A few months back, I attended a talk by Dave Markowitz, the author of Self-Care For The Self-Aware, in the events room of a metaphysical bookstore filled with highly sensitive people and empaths looking for insights and help. The energy in the room was electric. As it often happens when I attend a group event with people whose energy I resonate with, I felt my own energy expanding, felt my own self-being nourished.
At the end of the talk came a little interactive session in which different people asked their questions. A nurse talked about how she takes on the patient’s energy when she was tending to them, how it left her exhausted at the end of the day. She found it hard not to be affected. A few people raised their hands when Markowitz asked whether any of us tended to isolate ourselves from other people and felt lonely. Many people raised their hands when he asked whether we considered ourselves healers, and even more did so when he asked whether we were healers but didn’t call ourselves that.
It felt as if I had been many of these people at different times in my life. While I have become better at managing my daily life as an emotional empath, there have been points in my life when I have almost shut myself in and cut myself off from people because I was picking up so much from them. It was as if I was being swept up in a wind, and not able to manage routine, daily things that seemed to occupy other people.
Accepting Different Needs
One of the things that have changed now (even though I still have many challenges) is that little by little, I have started accepting my different way of being. This month, I want to talk about an insight that shifted the way in which I thought about myself as an HSP.
It comes from Ane Axford’s work. I stumbled upon it a few years back when I had discovered that I was an HSP and was trying to learn more about what that meant. In an online article on the Tiny Buddha website, Ane, who is a psychotherapist, talked about how highly sensitive people have an inverted hierarchy of needs. She was talking about how our needs work differently than what is often talked about in traditional theories such as Maslow’s hierarchy of needs. For those of you that might not know, Abraham Maslow was an American psychologist. He is most known for his Hierarchy of Needs states that in order to develop as people, we must meet certain needs in a certain order, starting with physiological needs. Once we have met our physical needs, we then move on to the next level (safety), and then to the next (love and belonging). Once we have fulfilled these “lower level” needs, only then do we proceed to the higher-level needs (such as actualizing our selves and transcendence). It is almost like we are going step-by-step up as we develop as people.

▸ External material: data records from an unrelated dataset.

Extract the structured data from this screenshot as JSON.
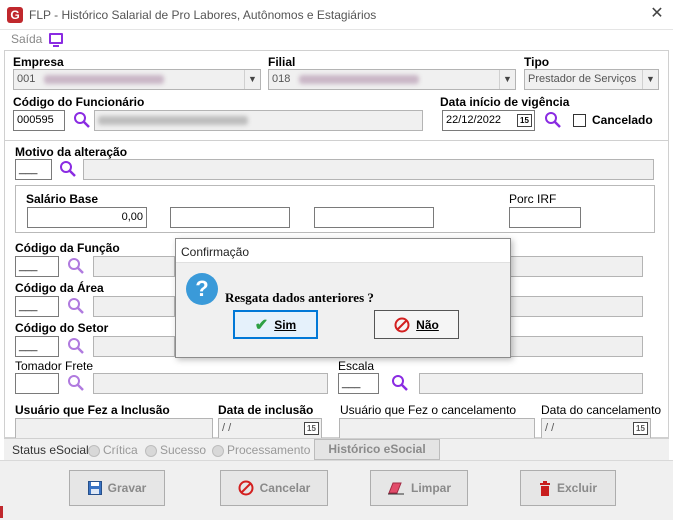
{
  "window": {
    "title": "FLP - Histórico Salarial de Pro Labores, Autônomos e Estagiários",
    "menu_saida": "Saída"
  },
  "form": {
    "empresa_label": "Empresa",
    "empresa_value": "001",
    "filial_label": "Filial",
    "filial_value": "018",
    "tipo_label": "Tipo",
    "tipo_value": "Prestador de Serviços",
    "codigo_funcionario_label": "Código do Funcionário",
    "codigo_funcionario_value": "000595",
    "data_inicio_label": "Data início de vigência",
    "data_inicio_value": "22/12/2022",
    "cancelado_label": "Cancelado",
    "motivo_label": "Motivo da alteração",
    "motivo_code": "___",
    "salario_base_label": "Salário Base",
    "salario_base_value": "0,00",
    "porc_irf_label": "Porc IRF",
    "codigo_funcao_label": "Código da Função",
    "codigo_area_label": "Código da Área",
    "codigo_setor_label": "Código do Setor",
    "tomador_frete_label": "Tomador Frete",
    "escala_label": "Escala",
    "usuario_inclusao_label": "Usuário que Fez a Inclusão",
    "data_inclusao_label": "Data de inclusão",
    "data_inclusao_value": "/ /",
    "usuario_cancelamento_label": "Usuário que Fez o cancelamento",
    "data_cancelamento_label": "Data do cancelamento",
    "data_cancelamento_value": "/ /",
    "calendar_glyph": "15",
    "blank_code": "___"
  },
  "status": {
    "label": "Status eSocial:",
    "opt_critica": "Crítica",
    "opt_sucesso": "Sucesso",
    "opt_processamento": "Processamento",
    "historico_button": "Histórico eSocial"
  },
  "toolbar": {
    "gravar": "Gravar",
    "cancelar": "Cancelar",
    "limpar": "Limpar",
    "excluir": "Excluir"
  },
  "dialog": {
    "title": "Confirmação",
    "message": "Resgata dados anteriores ?",
    "yes": "Sim",
    "no": "Não",
    "icon": "question-icon"
  },
  "colors": {
    "accent_purple": "#8a2be2",
    "dialog_question_blue": "#3a9ad9",
    "dialog_focus_border": "#0078d7",
    "no_icon_red": "#d32020",
    "yes_icon_green": "#2ea043"
  }
}
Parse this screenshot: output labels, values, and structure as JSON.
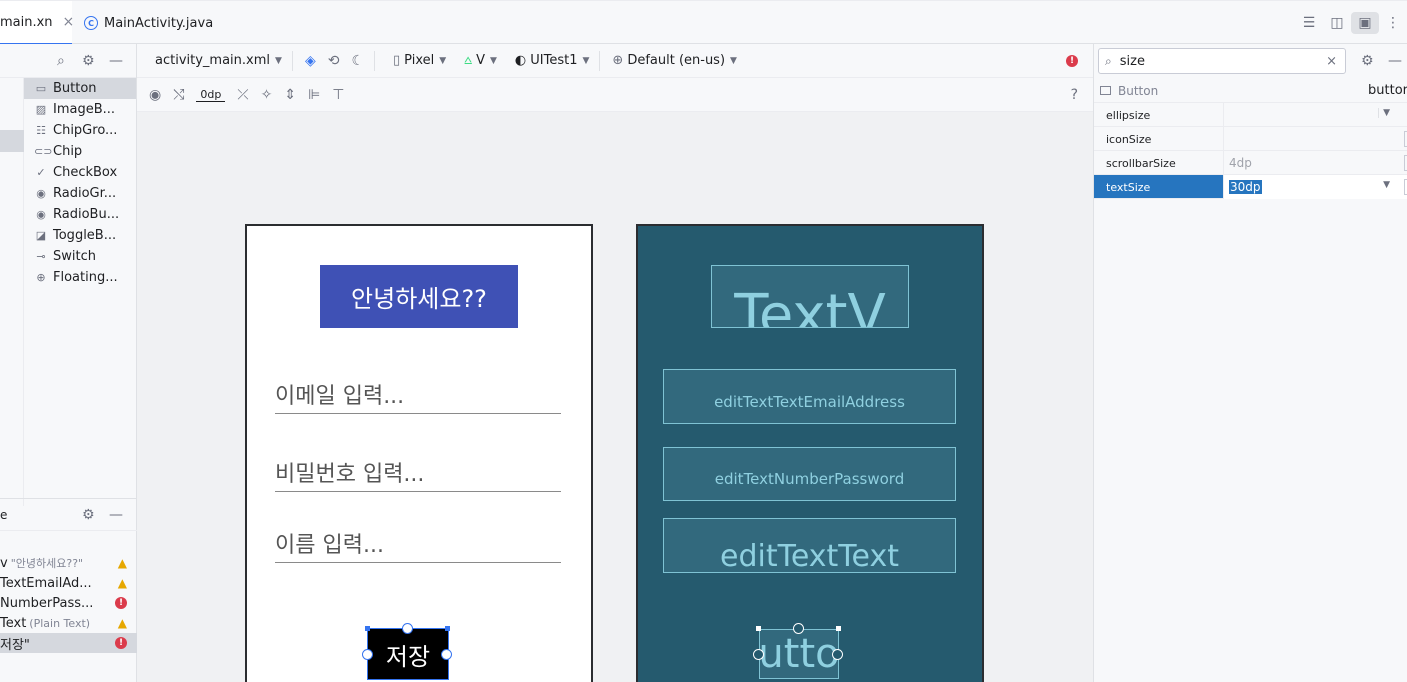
{
  "tabs": {
    "active_label": "main.xn",
    "second_label": "MainActivity.java",
    "java_icon": "C",
    "close": "×"
  },
  "palette": {
    "items": [
      {
        "label": "Button",
        "icon": "button-icon"
      },
      {
        "label": "ImageB...",
        "icon": "image-button-icon"
      },
      {
        "label": "ChipGro...",
        "icon": "chip-group-icon"
      },
      {
        "label": "Chip",
        "icon": "chip-icon"
      },
      {
        "label": "CheckBox",
        "icon": "checkbox-icon"
      },
      {
        "label": "RadioGr...",
        "icon": "radio-group-icon"
      },
      {
        "label": "RadioBu...",
        "icon": "radio-button-icon"
      },
      {
        "label": "ToggleB...",
        "icon": "toggle-button-icon"
      },
      {
        "label": "Switch",
        "icon": "switch-icon"
      },
      {
        "label": "Floating...",
        "icon": "fab-icon"
      }
    ]
  },
  "tree": {
    "title": "e",
    "rows": [
      {
        "label": "v",
        "sub": "\"안녕하세요??\"",
        "status": "warning"
      },
      {
        "label": "TextEmailAd...",
        "sub": "",
        "status": "warning"
      },
      {
        "label": "NumberPass...",
        "sub": "",
        "status": "error"
      },
      {
        "label": "Text",
        "sub": "(Plain Text)",
        "status": "warning"
      },
      {
        "label": "저장\"",
        "sub": "",
        "status": "error"
      }
    ]
  },
  "toolbar": {
    "file": "activity_main.xml",
    "device": "Pixel",
    "api": "V",
    "theme": "UITest1",
    "locale": "Default (en-us)",
    "margin": "0dp",
    "help": "?"
  },
  "phone": {
    "greeting": "안녕하세요??",
    "email_hint": "이메일 입력...",
    "password_hint": "비밀번호 입력...",
    "name_hint": "이름 입력...",
    "save_button": "저장"
  },
  "blueprint": {
    "textview": "TextV",
    "email": "editTextTextEmailAddress",
    "password": "editTextNumberPassword",
    "text": "editTextText",
    "button": "utto"
  },
  "attributes": {
    "search_value": "size",
    "component": "Button",
    "component_id": "buttor",
    "rows": [
      {
        "name": "ellipsize",
        "value": ""
      },
      {
        "name": "iconSize",
        "value": ""
      },
      {
        "name": "scrollbarSize",
        "value": "4dp"
      },
      {
        "name": "textSize",
        "value": "30dp"
      }
    ]
  },
  "colors": {
    "accent": "#3574f0",
    "greeting_bg": "#3f51b5",
    "blueprint_bg": "#255a6e",
    "selected_row": "#2675bf"
  }
}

But what Ane talked about was that this does not work for Highly Sensitive People. They tended to develop in an opposite manner as compared to traditional theories. “As a highly sensitive person, I am starting out with all this raw sensation at the transcendent level. It is up to me to self-actualize it and bring it into my body to feel it there, then bring it to thought and belief, and on down the levels to get a physiological manifestation.”
Reading this made so much sense for me. Of course, physical needs are important for everyone, whether they are HSP or not. But I think the need to self-actualize and find meaning is especially strong in highly sensitive people. We are not as okay with just fulfilling lower-level needs and discounting these higher-level needs.
Also, as Ane says, we are picking up on so much raw, unformed feelings and sensations that we are often stuck up in the head and have to consciously feel and experience these feelings and integrate them. We are first paying attention to a different aspect of reality than other people. When people look at us, they might discount this and think that we are paying attention to the “wrong” things. We might feel a great pressure to just be like others. But as sensitive people, we are like receivers that absorb a whole lot of information. We have to sort through it and give it a context for our lives to work. We can’t just try to be like other people.
What might this mean in practical terms? I think one bit is that we do not discount our need for meaning. So, when we are looking for work, it is important to tie our skill set with something that gives us meaning as well. If I work as a copy editor, for example, it is better for me to work in a more service-oriented environment than it is to work in a corporation whose values don’t match with mine. I still might not “love” copy editing, but this work in the service of something bigger will sit better with me than the same work in a purposeless environment.
For me, Ane’s insight is an important reminder and has triggered many different lines of thoughts. I still have to be reminded of it and what it means. It does not come naturally because we live in a world that sets very different expectations. But I think this is a very important piece, something that can help you understand yourself as a sensitive person.
What do you think? Does this make sense to you?